THEY MAY have lost a couple of grey beards in the form of twin skippers Jean de Villiers and the lock Victor Matfield but injuries to both the veterans may just have done Heyneke Meyer a favour.
The Springboks coach yesterday announced a squad that is a mix of the old and the new to take on Scotland in Newcastle on Saturday but it is bristling with intent from one to 15. The well-travelled scrum-half Fourie du Preez takes over the captaincy from de Villiers with flanker Schalk Burger nominated as his official back-up.
The twin towers of Lood de Jager and Eben Etzebeth team up in the second row and Meyer had put his trust, and his immediate future, in the hands of a young midfield trio of Handre Pollard, Damian De Allende and Jeese Kriel who are 21, 23 and 21 respectively. Between them they boast just 27 international caps and, if things do go wrong for the Boks on Saturday, that lack of experience might bite them in the backside. The Boks will lean heavily on scrum-half du Preez for direction although Meyer referred to Boris Becker’s Wimbledon win at the age of 17 to justify his selection.
Meyer has also selected several players who were said to be nursing injuries not least the giant flanker Willem Alberts who is poised to make his first World Cup appearance off the bench. Burger, prop Jannie du Plessis and De Allende all had to persuade the medics of their fitness but, as their coach said, he couldn’t keep them off the pitch if he tried...“they all want to play”.
“Scotland are a team with a lot of confidence,” said Meyer. “They are not going to go away. They are a team with a lot of confidence.
“They are not a team that we have faced previously. They have brought in a few South Africans and New Zealanders, they have suddenly got big ball carriers in their back three as well. We have a lot of respect for them.
“Glasgow has really done well. They have lifted confidence. It is easier for them when you have a lot of players from one franchise because they all know what they are doing. They have had great warm-up games, they have won, they have beaten the two previous teams quite easily and they are on a big roll.”
But just when the assembled press were beginning to believe all the sugar-coated flattery from the voluble Springboks coach, Meyer brought a touch of realism to proceedings with a sharp warning for the Scots.
“We have been under pressure since day one of the championship. We have been fighting since day one and we have been under pressure every single game which was must win. That makes us a dangerous team and that’s the focus I want from the guys.
“Everything is going for Scotland. They have a lot of confidence and they are back home, nearly back home. So it will be difficult on Saturday but one thing about South Africa is that if people write us off that is when we rise to the occasion.
“There are a lot of guys who have niggles and stuff. It was an unbelievably physical game against Samoa. We have to dig deep and guys like Jannie [du Plessis] and the rest of them there is no way they won’t play. I know they are warriors, I know that this is the team I want to go with.”
At one point Meyer referred to the “mistake” against Japan, when the Boks underestimated their first up opponents and paid the price. The coach also admitted that they had to rip up their lineout calls and start again because newly qualified Scotland pair Josh Strauss and Willem Nel were involved in a wider Springbok camp three years back and took home all the code books.

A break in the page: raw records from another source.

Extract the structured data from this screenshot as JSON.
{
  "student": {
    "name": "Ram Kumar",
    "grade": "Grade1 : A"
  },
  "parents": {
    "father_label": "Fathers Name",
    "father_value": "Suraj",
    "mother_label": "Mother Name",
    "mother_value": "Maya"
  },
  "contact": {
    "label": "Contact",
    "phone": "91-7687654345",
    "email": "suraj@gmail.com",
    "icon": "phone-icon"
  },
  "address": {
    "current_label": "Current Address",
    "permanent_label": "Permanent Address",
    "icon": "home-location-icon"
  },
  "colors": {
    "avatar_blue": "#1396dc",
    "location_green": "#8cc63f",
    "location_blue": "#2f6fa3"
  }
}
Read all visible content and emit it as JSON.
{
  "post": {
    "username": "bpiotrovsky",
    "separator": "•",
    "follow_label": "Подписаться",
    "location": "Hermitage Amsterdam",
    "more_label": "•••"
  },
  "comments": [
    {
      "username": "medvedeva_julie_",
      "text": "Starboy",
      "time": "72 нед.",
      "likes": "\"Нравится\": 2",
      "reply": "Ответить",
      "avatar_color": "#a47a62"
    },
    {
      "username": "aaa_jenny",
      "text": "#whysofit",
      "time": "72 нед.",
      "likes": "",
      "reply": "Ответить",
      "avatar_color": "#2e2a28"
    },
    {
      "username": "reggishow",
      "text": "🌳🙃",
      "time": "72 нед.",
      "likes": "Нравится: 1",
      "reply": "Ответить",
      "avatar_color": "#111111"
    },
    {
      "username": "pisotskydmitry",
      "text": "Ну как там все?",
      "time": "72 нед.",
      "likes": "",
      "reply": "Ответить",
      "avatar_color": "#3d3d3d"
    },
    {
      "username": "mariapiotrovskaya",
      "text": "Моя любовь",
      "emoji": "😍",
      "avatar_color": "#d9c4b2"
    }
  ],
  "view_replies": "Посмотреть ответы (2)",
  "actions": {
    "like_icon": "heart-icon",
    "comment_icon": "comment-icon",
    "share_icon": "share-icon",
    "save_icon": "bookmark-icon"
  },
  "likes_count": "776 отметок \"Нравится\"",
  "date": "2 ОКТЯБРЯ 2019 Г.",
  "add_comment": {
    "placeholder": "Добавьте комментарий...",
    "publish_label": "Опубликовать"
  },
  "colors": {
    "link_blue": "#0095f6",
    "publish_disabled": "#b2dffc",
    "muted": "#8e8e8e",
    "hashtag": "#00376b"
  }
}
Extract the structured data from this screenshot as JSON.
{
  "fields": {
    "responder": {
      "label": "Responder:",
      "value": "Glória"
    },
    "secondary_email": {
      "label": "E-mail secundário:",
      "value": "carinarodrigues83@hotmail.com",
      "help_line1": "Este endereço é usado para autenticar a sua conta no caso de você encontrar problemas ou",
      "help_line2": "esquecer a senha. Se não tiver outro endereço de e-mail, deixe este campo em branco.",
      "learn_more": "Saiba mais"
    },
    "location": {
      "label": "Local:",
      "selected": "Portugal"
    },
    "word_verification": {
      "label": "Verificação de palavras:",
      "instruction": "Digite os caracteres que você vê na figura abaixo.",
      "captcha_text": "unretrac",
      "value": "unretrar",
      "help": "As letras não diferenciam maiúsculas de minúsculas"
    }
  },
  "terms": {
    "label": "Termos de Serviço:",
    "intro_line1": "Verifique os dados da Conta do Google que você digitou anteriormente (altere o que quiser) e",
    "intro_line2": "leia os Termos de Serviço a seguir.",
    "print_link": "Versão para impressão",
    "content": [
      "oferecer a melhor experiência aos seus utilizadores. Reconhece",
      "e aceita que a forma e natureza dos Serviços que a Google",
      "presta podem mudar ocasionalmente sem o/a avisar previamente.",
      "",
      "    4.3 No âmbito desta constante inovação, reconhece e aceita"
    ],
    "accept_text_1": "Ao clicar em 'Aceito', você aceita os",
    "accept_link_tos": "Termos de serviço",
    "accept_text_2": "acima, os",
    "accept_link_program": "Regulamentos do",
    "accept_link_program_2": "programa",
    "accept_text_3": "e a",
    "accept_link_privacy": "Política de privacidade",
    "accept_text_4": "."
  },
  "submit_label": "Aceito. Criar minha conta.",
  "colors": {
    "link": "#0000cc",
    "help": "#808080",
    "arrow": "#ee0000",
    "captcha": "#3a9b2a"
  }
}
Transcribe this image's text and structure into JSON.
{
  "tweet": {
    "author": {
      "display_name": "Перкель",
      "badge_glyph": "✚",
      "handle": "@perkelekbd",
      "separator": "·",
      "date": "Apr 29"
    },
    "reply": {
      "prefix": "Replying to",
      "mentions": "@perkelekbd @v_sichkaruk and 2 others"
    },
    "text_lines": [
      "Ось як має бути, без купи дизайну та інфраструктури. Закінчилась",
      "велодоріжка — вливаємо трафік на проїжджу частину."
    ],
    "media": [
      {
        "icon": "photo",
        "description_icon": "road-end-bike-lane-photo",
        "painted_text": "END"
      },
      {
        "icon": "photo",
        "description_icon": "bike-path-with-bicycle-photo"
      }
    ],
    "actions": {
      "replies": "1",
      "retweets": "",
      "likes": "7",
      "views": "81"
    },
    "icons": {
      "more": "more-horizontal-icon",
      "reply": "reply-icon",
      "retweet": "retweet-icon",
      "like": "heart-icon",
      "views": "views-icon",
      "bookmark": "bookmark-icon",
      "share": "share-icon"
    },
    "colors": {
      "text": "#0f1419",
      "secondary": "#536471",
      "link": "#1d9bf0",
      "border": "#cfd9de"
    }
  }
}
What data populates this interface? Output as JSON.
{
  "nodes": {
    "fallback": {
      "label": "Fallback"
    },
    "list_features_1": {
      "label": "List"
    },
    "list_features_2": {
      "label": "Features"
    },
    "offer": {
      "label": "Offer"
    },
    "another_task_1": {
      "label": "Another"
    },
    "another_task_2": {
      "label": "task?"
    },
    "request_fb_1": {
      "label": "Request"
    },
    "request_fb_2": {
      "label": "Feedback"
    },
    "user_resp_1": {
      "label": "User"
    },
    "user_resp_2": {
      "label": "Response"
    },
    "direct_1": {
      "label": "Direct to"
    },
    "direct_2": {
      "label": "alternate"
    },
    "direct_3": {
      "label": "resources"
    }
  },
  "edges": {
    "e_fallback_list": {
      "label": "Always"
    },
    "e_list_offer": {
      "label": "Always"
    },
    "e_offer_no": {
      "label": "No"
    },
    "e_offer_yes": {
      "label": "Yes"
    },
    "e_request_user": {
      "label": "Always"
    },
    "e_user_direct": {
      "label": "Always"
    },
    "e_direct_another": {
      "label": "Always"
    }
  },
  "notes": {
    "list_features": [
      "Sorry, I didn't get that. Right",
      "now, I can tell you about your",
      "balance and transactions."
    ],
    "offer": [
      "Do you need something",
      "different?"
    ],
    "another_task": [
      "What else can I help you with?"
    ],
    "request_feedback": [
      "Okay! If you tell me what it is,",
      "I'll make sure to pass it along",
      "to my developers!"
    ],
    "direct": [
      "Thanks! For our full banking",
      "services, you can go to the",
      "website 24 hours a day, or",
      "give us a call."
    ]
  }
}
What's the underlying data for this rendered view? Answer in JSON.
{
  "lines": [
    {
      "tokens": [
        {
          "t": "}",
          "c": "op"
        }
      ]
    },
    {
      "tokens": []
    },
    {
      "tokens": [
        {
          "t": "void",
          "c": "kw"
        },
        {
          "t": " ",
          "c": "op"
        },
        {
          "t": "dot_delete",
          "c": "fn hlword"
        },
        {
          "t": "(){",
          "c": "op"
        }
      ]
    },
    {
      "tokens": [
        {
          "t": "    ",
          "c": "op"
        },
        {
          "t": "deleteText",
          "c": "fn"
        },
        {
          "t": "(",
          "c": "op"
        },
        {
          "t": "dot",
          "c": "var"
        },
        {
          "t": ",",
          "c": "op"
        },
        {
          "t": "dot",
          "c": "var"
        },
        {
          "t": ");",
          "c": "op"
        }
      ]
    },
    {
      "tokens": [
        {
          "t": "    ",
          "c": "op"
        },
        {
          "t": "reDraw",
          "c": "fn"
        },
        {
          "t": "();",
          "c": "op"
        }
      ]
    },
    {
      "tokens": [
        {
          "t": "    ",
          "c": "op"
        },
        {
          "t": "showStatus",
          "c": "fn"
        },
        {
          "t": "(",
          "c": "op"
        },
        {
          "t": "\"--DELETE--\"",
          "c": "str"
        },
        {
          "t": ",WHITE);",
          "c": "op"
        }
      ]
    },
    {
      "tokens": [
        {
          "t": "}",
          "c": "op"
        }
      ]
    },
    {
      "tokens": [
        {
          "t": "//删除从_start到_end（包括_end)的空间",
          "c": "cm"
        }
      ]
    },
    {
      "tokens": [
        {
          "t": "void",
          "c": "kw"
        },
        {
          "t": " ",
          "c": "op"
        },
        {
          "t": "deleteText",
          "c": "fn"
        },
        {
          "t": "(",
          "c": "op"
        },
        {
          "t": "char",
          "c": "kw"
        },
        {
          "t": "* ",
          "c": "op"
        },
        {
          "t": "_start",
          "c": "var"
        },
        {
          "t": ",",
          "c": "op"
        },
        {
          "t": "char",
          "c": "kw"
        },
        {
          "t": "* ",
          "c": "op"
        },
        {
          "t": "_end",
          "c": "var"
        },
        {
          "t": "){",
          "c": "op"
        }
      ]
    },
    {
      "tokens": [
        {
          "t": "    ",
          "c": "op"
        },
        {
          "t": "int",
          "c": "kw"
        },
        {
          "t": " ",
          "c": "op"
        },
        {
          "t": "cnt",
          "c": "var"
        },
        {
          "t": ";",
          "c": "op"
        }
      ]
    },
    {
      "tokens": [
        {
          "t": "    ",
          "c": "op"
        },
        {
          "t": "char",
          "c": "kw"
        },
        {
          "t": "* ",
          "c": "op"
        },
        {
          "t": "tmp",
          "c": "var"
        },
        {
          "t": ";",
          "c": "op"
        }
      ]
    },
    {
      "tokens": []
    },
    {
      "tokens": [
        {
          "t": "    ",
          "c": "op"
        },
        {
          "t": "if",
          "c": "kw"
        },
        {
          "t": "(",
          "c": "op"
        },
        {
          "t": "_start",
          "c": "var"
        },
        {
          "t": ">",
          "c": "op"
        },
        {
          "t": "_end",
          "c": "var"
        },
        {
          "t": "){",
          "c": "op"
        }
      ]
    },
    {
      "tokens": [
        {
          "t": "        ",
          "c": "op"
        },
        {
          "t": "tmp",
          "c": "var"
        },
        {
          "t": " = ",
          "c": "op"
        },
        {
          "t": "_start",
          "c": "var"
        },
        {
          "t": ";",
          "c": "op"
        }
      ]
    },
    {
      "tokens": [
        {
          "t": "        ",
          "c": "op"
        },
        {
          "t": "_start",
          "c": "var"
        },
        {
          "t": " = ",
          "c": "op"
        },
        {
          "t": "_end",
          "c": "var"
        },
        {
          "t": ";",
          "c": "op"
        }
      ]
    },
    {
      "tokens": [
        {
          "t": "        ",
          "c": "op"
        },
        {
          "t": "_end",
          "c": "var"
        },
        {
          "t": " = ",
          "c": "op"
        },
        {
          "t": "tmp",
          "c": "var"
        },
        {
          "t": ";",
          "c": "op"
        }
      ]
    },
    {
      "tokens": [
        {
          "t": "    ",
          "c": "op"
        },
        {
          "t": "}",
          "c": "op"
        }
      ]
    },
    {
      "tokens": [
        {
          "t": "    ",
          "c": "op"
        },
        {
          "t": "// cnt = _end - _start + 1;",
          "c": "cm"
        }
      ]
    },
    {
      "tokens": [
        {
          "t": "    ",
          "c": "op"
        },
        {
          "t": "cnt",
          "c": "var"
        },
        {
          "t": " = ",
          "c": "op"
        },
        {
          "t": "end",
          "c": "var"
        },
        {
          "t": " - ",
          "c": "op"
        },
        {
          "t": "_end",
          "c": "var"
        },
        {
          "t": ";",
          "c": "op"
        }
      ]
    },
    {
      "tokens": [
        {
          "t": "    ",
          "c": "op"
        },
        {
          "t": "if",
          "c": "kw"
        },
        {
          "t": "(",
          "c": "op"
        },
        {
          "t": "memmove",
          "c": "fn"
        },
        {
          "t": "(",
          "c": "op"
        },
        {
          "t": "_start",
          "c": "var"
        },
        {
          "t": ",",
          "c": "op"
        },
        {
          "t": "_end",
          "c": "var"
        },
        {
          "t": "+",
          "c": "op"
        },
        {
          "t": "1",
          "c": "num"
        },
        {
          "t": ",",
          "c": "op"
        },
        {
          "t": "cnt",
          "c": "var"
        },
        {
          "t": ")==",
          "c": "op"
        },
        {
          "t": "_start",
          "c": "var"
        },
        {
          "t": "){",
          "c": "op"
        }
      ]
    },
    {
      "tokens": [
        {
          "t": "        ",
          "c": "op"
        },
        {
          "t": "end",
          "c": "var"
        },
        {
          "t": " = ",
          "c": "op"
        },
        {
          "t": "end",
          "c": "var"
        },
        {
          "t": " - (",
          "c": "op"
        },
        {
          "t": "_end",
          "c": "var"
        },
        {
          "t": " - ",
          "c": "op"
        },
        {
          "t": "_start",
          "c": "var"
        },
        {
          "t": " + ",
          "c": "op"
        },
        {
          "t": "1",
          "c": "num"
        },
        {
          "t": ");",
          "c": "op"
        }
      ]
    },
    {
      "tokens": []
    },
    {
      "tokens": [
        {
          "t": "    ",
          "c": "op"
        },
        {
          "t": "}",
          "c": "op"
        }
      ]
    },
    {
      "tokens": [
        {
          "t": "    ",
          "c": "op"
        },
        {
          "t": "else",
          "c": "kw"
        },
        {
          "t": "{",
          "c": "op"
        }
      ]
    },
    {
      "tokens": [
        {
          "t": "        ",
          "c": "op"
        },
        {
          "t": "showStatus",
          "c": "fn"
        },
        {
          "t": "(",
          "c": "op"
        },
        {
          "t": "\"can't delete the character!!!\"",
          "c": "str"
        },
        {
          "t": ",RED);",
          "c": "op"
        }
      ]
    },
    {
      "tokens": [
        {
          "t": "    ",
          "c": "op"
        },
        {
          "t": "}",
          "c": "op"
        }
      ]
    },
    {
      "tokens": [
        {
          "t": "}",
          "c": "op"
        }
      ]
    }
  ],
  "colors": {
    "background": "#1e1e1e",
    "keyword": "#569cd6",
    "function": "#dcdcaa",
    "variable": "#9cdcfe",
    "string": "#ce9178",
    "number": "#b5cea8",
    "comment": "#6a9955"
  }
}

At one point in proceedings Meyer suggested Scotland were favourites not that William Hill agrees with him because the Bokke have got their game face on and Meyer returned to his tactic of talking up Scotland before firing a warning shot across their bow.
“I think Scotland plays total rugby, they have moved on under Vern Cotter who is an unbelievable coach. They score a lot of tries, they offload, they get quick ball. They have a threat in the back three. They have really moved on from the last time we played them. They are one of the best attacking sides we are going to face this year,” said Meyer.
“When I was appointed I said that there were two types of rugby, winning and losing. Lately we have played more losing than winning rugby. I’ve always said that if we play to our strengths then no-one in the world can beat us, and I still believe that.
“It was typical Springboks rugby [in the 46-6 win over Samoa], without being too conservative. We scored six tries and four of those tries were scored by the backs. If we are fired up, if we play to our strengths, play for the guy next to us and play for our country I truly believe that no-one can beat us.
“If we play like South Africans, without sounding too arrogant, no-one can beat us.”